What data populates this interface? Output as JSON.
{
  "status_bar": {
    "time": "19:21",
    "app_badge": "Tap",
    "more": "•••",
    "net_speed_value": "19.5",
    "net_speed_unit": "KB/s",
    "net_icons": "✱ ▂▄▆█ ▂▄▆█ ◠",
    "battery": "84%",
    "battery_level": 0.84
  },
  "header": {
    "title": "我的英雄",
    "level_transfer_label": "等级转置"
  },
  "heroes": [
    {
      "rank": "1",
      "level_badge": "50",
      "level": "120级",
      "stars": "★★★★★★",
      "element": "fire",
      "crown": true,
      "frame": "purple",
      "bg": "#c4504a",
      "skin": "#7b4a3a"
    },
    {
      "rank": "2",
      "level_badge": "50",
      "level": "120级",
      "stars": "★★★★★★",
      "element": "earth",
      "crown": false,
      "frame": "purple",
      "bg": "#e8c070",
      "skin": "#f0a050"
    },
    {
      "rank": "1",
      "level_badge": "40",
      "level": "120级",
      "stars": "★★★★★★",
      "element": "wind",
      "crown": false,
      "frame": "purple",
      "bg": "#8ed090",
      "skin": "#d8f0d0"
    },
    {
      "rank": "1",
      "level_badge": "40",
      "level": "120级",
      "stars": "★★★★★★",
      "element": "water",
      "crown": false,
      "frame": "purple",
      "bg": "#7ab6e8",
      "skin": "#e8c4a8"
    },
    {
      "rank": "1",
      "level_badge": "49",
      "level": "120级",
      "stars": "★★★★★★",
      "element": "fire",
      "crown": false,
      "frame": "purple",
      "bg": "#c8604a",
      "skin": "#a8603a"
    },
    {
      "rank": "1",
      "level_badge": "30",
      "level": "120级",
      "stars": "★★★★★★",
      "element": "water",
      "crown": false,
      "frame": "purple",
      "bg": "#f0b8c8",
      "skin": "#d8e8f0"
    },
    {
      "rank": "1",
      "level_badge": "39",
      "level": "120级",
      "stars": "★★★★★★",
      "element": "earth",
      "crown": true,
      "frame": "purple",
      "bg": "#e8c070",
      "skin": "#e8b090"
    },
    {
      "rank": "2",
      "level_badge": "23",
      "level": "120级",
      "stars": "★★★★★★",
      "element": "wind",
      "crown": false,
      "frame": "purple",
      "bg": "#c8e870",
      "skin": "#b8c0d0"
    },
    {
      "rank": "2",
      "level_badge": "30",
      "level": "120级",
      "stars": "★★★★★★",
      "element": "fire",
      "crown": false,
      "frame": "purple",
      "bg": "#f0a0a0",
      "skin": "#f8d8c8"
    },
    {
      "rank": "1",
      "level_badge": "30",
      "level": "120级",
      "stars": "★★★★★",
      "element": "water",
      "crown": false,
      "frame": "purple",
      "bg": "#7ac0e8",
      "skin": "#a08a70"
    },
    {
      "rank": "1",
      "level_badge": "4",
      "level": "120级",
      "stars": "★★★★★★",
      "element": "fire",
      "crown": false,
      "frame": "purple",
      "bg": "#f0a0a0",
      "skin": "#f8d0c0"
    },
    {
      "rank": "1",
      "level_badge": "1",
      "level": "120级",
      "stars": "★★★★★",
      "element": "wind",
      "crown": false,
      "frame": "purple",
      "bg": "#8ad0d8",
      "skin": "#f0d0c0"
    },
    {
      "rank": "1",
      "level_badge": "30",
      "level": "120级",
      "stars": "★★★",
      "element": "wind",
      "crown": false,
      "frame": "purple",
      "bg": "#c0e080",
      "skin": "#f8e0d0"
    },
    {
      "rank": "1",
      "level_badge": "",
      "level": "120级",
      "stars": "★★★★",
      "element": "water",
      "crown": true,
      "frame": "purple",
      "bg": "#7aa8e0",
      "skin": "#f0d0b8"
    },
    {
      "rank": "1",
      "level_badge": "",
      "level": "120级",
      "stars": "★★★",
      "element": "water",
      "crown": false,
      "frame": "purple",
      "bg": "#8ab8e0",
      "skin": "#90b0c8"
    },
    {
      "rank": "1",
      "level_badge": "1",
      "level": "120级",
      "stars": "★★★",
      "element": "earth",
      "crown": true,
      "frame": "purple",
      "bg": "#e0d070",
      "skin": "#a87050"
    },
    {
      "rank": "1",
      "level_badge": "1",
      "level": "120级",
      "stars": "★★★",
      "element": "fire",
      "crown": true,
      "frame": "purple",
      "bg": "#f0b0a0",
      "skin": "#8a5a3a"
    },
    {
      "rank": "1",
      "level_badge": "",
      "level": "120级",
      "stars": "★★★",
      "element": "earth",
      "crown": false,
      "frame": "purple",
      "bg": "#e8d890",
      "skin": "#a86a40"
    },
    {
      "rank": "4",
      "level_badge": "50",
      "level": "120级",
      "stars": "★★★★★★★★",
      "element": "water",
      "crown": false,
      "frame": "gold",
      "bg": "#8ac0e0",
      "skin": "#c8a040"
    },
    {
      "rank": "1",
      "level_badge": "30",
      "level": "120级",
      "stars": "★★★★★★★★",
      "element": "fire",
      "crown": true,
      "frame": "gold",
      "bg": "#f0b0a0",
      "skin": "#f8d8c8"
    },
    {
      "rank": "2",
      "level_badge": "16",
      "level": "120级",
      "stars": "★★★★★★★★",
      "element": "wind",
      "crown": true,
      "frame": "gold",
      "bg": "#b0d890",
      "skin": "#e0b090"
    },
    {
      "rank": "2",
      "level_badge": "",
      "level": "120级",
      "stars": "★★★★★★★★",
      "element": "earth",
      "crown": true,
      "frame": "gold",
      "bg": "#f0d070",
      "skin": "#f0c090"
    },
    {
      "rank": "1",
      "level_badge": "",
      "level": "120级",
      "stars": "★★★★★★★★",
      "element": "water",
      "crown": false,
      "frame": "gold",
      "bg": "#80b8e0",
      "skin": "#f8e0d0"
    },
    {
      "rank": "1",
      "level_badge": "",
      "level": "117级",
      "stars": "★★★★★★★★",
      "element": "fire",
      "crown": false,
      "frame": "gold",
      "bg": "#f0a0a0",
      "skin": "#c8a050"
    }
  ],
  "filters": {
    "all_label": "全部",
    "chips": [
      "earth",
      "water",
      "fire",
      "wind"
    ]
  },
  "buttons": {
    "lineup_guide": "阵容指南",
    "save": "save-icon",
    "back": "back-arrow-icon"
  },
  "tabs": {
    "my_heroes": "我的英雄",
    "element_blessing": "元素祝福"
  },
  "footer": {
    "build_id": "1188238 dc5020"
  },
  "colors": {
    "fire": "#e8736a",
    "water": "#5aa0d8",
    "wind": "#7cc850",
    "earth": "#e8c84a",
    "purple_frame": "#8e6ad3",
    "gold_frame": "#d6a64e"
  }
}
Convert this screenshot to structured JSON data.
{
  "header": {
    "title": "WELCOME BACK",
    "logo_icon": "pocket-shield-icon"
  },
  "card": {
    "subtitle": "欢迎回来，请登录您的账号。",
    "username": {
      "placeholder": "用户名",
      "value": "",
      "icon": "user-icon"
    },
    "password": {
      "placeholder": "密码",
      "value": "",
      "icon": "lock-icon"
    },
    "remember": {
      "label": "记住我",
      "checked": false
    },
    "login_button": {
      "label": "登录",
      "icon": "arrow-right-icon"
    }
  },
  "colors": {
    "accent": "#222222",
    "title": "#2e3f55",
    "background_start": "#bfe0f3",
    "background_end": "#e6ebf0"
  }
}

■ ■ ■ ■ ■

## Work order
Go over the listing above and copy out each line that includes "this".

## Exercise output
What data populates this interface? Output as JSON.
Convert this screenshot to structured JSON data.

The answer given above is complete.